According to the AP, the New Hampshire State House on Thursday voted narrowly to make that state the third that would allow gay couples to marry.
The bill, HB 436, which passed the House 186-179, next goes to the Senate, where its future is uncertain. Governor John Lynch (D) claims to oppose gay marriage but has not said specifically that he would veto it. Two years ago, the Legislature approved, and Lynch signed, civil unions for gays, which provide all the rights of marriage, except in name.
Currently, only Connecticut and Massachusetts allow gay couples to marry. The Vermont Senate sent a gay marriage bill to the House this week, but Gov. Jim Douglas (R) says he will veto it if it reaches his desk.

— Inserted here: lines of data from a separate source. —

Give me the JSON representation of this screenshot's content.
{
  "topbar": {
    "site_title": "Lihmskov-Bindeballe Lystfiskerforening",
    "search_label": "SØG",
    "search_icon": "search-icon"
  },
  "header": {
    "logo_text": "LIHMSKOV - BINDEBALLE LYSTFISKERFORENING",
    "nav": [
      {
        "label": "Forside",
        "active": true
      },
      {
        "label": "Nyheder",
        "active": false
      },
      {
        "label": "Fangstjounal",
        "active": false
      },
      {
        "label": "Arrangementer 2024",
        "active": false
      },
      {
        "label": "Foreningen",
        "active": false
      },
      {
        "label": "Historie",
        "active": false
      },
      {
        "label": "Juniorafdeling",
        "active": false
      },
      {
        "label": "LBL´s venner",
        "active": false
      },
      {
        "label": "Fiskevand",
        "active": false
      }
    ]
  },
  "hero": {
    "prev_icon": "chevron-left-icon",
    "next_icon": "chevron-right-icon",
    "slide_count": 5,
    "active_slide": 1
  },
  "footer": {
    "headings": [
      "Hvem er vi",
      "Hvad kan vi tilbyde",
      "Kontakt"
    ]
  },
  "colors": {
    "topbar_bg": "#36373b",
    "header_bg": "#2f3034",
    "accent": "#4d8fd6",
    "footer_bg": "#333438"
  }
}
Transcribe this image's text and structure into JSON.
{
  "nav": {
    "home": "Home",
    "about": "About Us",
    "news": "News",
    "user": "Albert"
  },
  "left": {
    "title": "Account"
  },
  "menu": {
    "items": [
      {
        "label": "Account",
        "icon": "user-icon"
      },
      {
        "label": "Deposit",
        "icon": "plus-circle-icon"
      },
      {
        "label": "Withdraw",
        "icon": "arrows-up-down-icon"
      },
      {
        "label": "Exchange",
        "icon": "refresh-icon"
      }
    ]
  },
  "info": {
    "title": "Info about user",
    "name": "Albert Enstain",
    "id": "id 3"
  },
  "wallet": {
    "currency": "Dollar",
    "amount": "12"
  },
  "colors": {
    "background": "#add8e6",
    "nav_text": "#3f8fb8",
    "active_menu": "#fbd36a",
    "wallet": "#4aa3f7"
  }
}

Rep. Melanie Levesque (D-Brookline), who is black and married to a white man, said her marriage was still a crime in Virginia in the mid-1960s. “We have had a long history of challenging conventional wisdom — the Earth is flat, people from different continents should not marry, people who are the same should not marry,” she said.
Never one to be shy, longtime RLC ally Steve Vaillancourt (pictured, right) defended his vote in favor of gay marriage in an e-mail to me (posting permission granted):
“As happy as I was over the victory of gay marriage yesterday, I was deeply saddened that only 13 Republicans were on board for the first vote and then only 12 for the second vote (and only five for the vital bill of granting equal rights to transgendered folks). I am ashamed of the Republican Party; I am especially ashamed of Republicans who claim to be libertarians who could not bring themselves to vote for this bill.“
“I am disgusted by Chairman Sununu’s attempt to brand New Hampshire as San Francisco. As wrong as he is morally, he is equally as wrong politically. These scare tactics will not merely fair, but they will backfire. He is leading the party to permanent minority status. Republicans are losing the moral authority on spending and less government issues by insisting on staking out the immoral ground on social issues from marriage to — dare I say it — the humane issue of medical marijuana.”
“We must end all discrimination, and we must do it now. There’s never been a better time.”
In addition to the correct vote cast by Vaillancourt, RLC-endorsed State Rep. Calvin Pratt also was one of the thirteen courageous Republicans with a backbone. RLC-endorsed Rep. Jenn Coffey was not able to vote on the measure because she was at work. (New Hampshire does not have a full-time legislature.)
Even past RLC allies were wrong on this bill: for example, State Republican Party Chairman John H. Sununu criticized the House vote as an “attempt by the liberal Democrats in the Legislature to impose their San Francisco agenda on the state of New Hampshire.” Additionally, State Rep. Nancy Elliott of Merrimack said marriage was instituted by God and that “marriage between a man and a woman is perfect and holy.” Perhaps so, but the government has no reputation of sanctioning that which is holy or perfect, nor is that the role of government.
As controversial as this post may be, it is important that it be made. Please note that I am writing to express my own view on the issue of gay marriage (which is not necessarily representative of other opinions within the RLC).
Personally, I hope the bill passes the Senate and is signed by the Governor. Thanks to Reps. Vaillancourt and Pratt for representing the correct libertarian perspective on the issue — EQUAL RIGHTS!